Instead, we must turn a critical eye inward, and face the fact that HIV/AIDS has reached crisis levels among the Black population of the U.S. The statistics are startling. While making up 13 percent of the population, Blacks make up half of all new HIV/AIDS cases, according to the Centers from Disease Control and Prevention (CDC). One analysis shows that a black male in this country has a 1 in 16 lifetime chance of acquiring HIV and for black women it is 1 in 30. The impact of HIV is greater among Blacks than any other racial or ethnic group, with an HIV incidence rate that is seven times higher than Whites, and almost three times higher than Latinos. As a country, we should be not just startled by these numbers, we should be ashamed.
The reasons for this severe racial disparity are complex; certainly, a lack of community resources, poverty, homophobia, the plight of incarceration, limited access to health services, and education all play a part. Additionally, the impact of racism and discrimination in this epidemic cannot be ignored. Still, there are a number of steps we can take to begin to fight back.

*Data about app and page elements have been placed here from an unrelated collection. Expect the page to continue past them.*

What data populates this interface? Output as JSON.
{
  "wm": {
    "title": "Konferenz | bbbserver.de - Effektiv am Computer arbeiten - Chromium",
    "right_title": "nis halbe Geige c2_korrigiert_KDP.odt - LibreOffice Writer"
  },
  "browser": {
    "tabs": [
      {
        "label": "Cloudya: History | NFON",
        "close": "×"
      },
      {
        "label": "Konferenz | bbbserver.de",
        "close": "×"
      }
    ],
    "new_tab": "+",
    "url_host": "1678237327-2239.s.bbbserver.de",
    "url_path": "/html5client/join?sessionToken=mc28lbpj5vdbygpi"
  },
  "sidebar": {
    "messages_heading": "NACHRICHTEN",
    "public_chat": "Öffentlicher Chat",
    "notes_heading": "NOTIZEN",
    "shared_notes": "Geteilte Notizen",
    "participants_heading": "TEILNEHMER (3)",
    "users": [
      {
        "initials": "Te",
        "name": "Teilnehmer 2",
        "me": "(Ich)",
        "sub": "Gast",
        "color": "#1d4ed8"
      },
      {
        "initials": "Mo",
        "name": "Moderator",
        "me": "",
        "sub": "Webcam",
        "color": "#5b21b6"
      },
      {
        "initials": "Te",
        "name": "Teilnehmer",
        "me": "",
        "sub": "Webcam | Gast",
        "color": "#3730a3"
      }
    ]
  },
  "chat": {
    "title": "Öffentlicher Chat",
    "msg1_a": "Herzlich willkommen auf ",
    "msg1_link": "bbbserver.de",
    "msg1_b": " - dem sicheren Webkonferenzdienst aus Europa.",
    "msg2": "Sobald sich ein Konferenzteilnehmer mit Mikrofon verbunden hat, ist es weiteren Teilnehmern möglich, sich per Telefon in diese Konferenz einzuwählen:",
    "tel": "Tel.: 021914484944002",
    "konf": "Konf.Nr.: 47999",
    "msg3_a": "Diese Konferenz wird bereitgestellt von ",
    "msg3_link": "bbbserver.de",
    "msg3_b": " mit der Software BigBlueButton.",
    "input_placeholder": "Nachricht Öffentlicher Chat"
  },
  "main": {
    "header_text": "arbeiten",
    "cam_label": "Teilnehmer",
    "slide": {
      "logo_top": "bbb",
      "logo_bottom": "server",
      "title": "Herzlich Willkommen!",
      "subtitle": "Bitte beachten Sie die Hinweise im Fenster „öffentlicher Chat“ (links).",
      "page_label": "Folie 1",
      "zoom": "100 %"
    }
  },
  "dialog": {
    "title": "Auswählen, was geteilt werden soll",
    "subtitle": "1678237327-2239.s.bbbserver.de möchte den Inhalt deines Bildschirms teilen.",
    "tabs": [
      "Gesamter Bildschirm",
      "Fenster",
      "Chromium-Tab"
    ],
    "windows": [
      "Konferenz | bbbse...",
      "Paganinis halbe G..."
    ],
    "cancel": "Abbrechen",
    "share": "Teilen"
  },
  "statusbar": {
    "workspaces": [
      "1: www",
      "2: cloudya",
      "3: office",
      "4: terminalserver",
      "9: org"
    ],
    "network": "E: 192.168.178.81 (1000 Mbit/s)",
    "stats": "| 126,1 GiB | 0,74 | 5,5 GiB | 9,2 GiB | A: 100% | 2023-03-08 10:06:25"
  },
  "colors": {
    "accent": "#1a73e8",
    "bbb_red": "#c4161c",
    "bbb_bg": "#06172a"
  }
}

We should begin by reinvesting in the behavioral prevention programs that we know work. During the last several years, even as the epidemic took its increasing toll on communities of color, the federal budget for prevention actually shrunk. We will never beat HIV/AIDS if that is the approach we take. Instead, we need significant investment in prevention and an end to ideological obstacles that feed the epidemic.
A good place to start in restoring integrity to our domestic prevention efforts is in ending ineffective abstinence-only-until-marriage programs. SIECUS' research shows that blacks are likely disproportionately affected by these programs: the region with the highest rates of HIV/AIDS among Blacks is in the South which not coincidentally also receives nearly half of all federal abstinence-only-until-marriage funds. In fact, of the top ten states with the highest rates of HIV/AIDS among blacks, all but one are located in the South. And what do these programs do to help stem this disease? They purposefully deny people the information they need to protect themselves from acquiring HIV when the ideals of abstinence and marriage fail. And they fail. Often. But, these programs are prohibited from discussing the effectiveness of condoms in preventing infection or discussing them in a positive light in any way, even for young people who may be sexually active. At the same time, we know that a comprehensive approach to sex education works and reduces the sexual risk behaviors that lead to HIV infection and the federal government must begin to invest in this approach.